Elsewhere in Guyana, Chinese companies have faced accusations of poor workmanship. For instance, in 2021, the Matthews Ridge Dam built by the Chinese company Guyana Manganese Inc. (GMI), a locally operated subsidiary of the Chinese Bosai Minerals Group, collapsed, flooding local communities. The Guyanese authorities have attributed the collapse to poor construction materials and practices, and President Ali’s calls for repairs had been reportedly disregarded as of 2023.

Guyana–Venezuela Border Dispute: The dispute over the Essequibo region between Guyana and Venezuela has a long history, dating back to an 1899 agreement that awarded the land to what was then British Guyana. However, the discovery of significant oil deposits in the area has reignited Venezuela’s interest in the territory. In December 2023, Nicolás Maduro, Venezuela’s embattled president, held a referendum on whether to claim sovereignty over the region, which constitutes nearly two-thirds of Guyana’s current territory.

The affirmative referendum result enabled Maduro to establish a more aggressive military presence on the border between the two countries. While the international community has largely supported Guyana’s position, escalating tensions threaten regional stability. Aiming to maintain its friendly relations with both countries, Beijing has positioned itself as a mediator, advocating for a peaceful solution. China’s interest in regional stability is underscored by its significant economic ties with both Guyana and Venezuela.
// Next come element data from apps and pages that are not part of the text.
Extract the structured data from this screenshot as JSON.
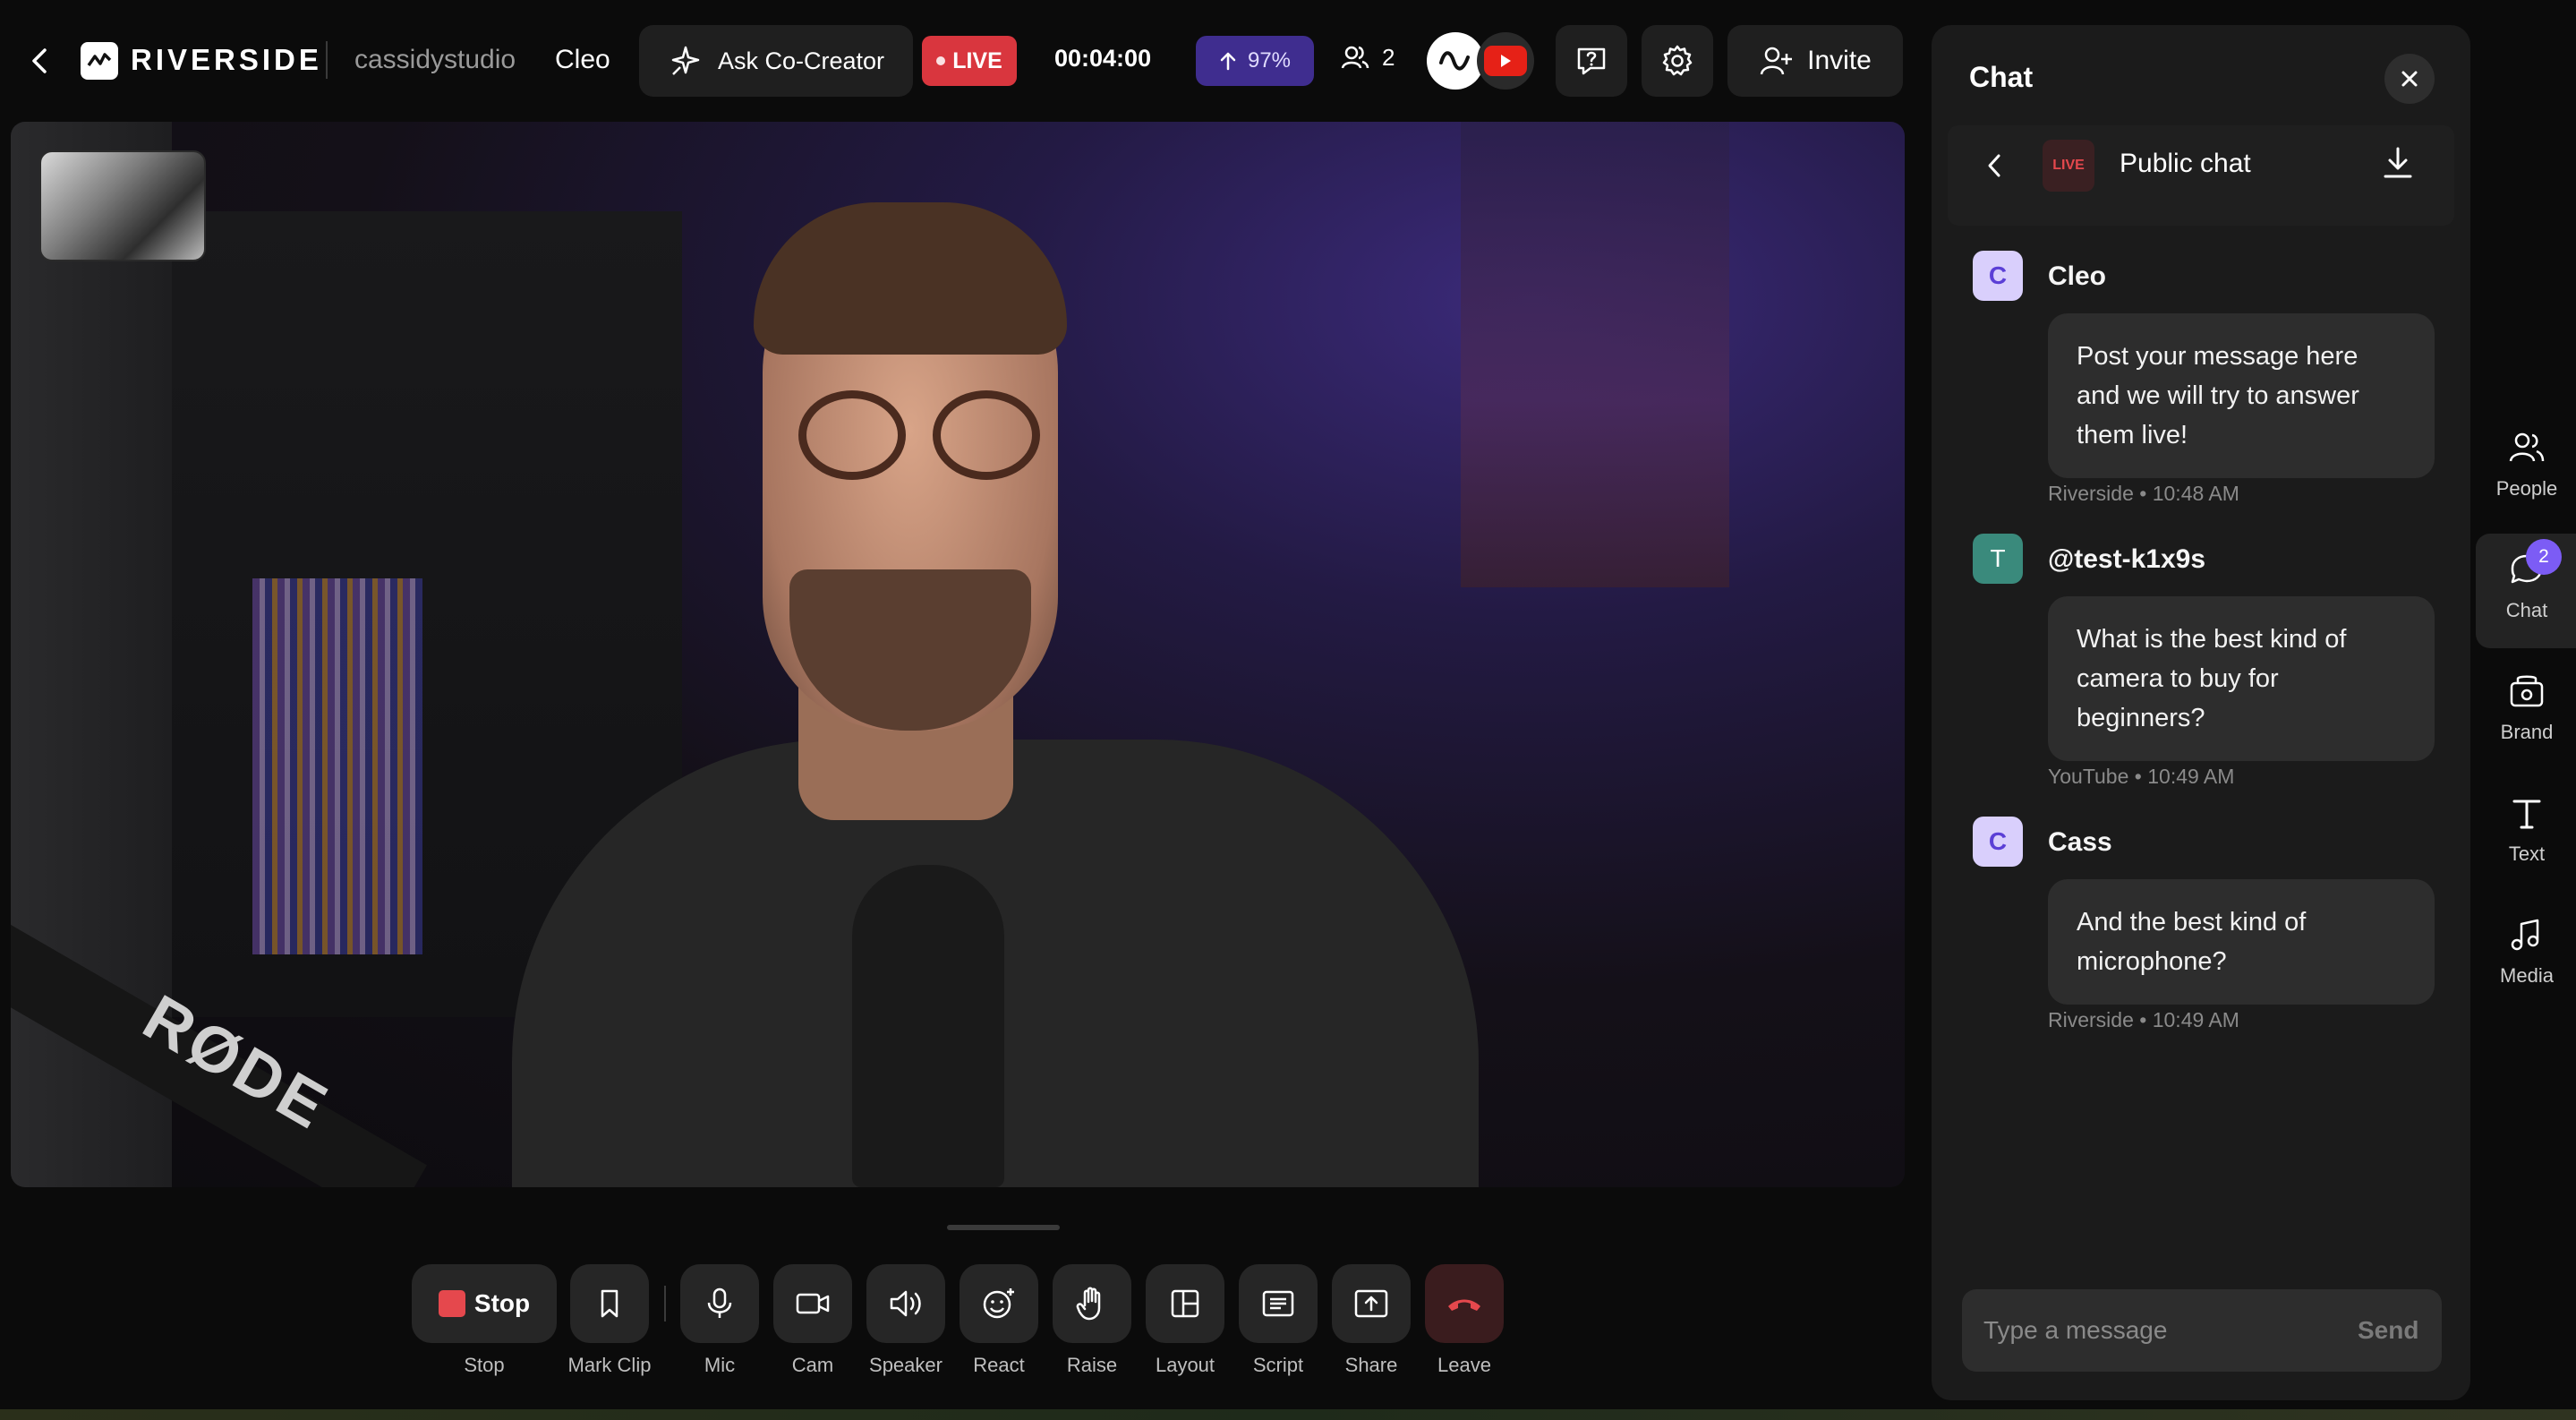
{
  "header": {
    "brand": "RIVERSIDE",
    "workspace": "cassidystudio",
    "studio": "Cleo",
    "ask_cocreator": "Ask Co-Creator",
    "live_label": "LIVE",
    "timer": "00:04:00",
    "upload_progress": "97%",
    "participants_count": "2",
    "invite": "Invite"
  },
  "controls": [
    {
      "label": "Stop",
      "button_text": "Stop"
    },
    {
      "label": "Mark Clip"
    },
    {
      "label": "Mic"
    },
    {
      "label": "Cam"
    },
    {
      "label": "Speaker"
    },
    {
      "label": "React"
    },
    {
      "label": "Raise"
    },
    {
      "label": "Layout"
    },
    {
      "label": "Script"
    },
    {
      "label": "Share"
    },
    {
      "label": "Leave"
    }
  ],
  "chat": {
    "title": "Chat",
    "channel_badge": "LIVE",
    "channel_name": "Public chat",
    "messages": [
      {
        "avatar": "C",
        "author": "Cleo",
        "text": "Post your message here and we will try to answer them live!",
        "source": "Riverside",
        "time": "10:48 AM"
      },
      {
        "avatar": "T",
        "author": "@test-k1x9s",
        "text": "What is the best kind of camera to buy for beginners?",
        "source": "YouTube",
        "time": "10:49 AM"
      },
      {
        "avatar": "C",
        "author": "Cass",
        "text": "And the best kind of microphone?",
        "source": "Riverside",
        "time": "10:49 AM"
      }
    ],
    "input_placeholder": "Type a message",
    "send": "Send"
  },
  "rail": [
    {
      "label": "People",
      "icon": "people-icon"
    },
    {
      "label": "Chat",
      "icon": "chat-icon",
      "badge": "2"
    },
    {
      "label": "Brand",
      "icon": "brand-icon"
    },
    {
      "label": "Text",
      "icon": "text-icon"
    },
    {
      "label": "Media",
      "icon": "music-icon"
    }
  ],
  "colors": {
    "live_red": "#d9363e",
    "accent_purple": "#5b3fd6",
    "chat_bg": "#1b1b1b",
    "bubble_bg": "#2d2d2d"
  }
}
Chinese banks have provided substantial loans to Venezuela—often repaid in oil—totalling as much as 20 billion USD. As tensions escalate, China’s policy of non-interference could face challenges, particularly if the dispute escalates into a military confrontation.

The United States, which has historically been at odds with Venezuela, has supported Guyana but has refrained from offering military assistance. However, US involvement or further instability in the region could complicate China’s economic and strategic interests in the area. Brazil, China’s most significant economic partner in South America, has also signalled potential involvement in the conflict, especially if the hostilities threaten to spill over its borders with Venezuela and Guyana.

Global Competition: Tensions between the United States and China continue to shape and complicate China’s relationship with Guyana. US politicians have cautioned Guyana, along with other Caribbean nations, about the potential drawbacks of closer ties with China, with common refrains about Beijing’s disdain for democracy and transparency, as well as warnings against the risk of falling into a ‘debt trap’. The US Government has also made efforts to diminish China’s influence in international lending agencies like the IADB, which China joined in 2009.

Despite China’s growing capabilities, the United States remains Guyana’s largest trading partner and ally, benefiting from geographical proximity and deep cultural and historical ties. A significant portion of Guyana’s population resides in the United States and contributes to their homeland through remittances, businesses, and political influence. The United States sees itself in direct competition with China in Guyana and throughout the Caribbean. In late 2023, Sarah-Ann Lynch, former US Ambassador to Guyana, disclosed that the US Government has helped facilitate contacts with American companies to out-compete the Chinese.

In-Depth Sources

Brotherson, Festus, jr. 1989. ‘The Foreign Policy of Guyana, 1970–1985: Forbes Burnham’s Search for Legitimacy.’ Journal of Interamerican Studies and World Affairs 31(30): 9–35.

Taylor, Moe. 2015. ‘One Hand Can’t Clap: Guyana and North Korea, 1974–1985.’ Journal of Cold War Studies 17(1): 41–63.

Ward, Jared. 2021. ‘From Bullets to Bricks: Chinese Foreign Aid to Guyana During the Mao-Era, 1972–1976.’ Journal of World History 32(3): 491–515.

Updated on 27 May 2024

Jared Ward is a lecturer based in Akron, Ohio. He received his PhD from the University of Akron in 2019 with a focus on Chinese foreign policy towards the developing world. He researches China’s economic and political engagement in the English-speaking Caribbean during the Cold War and in modern times.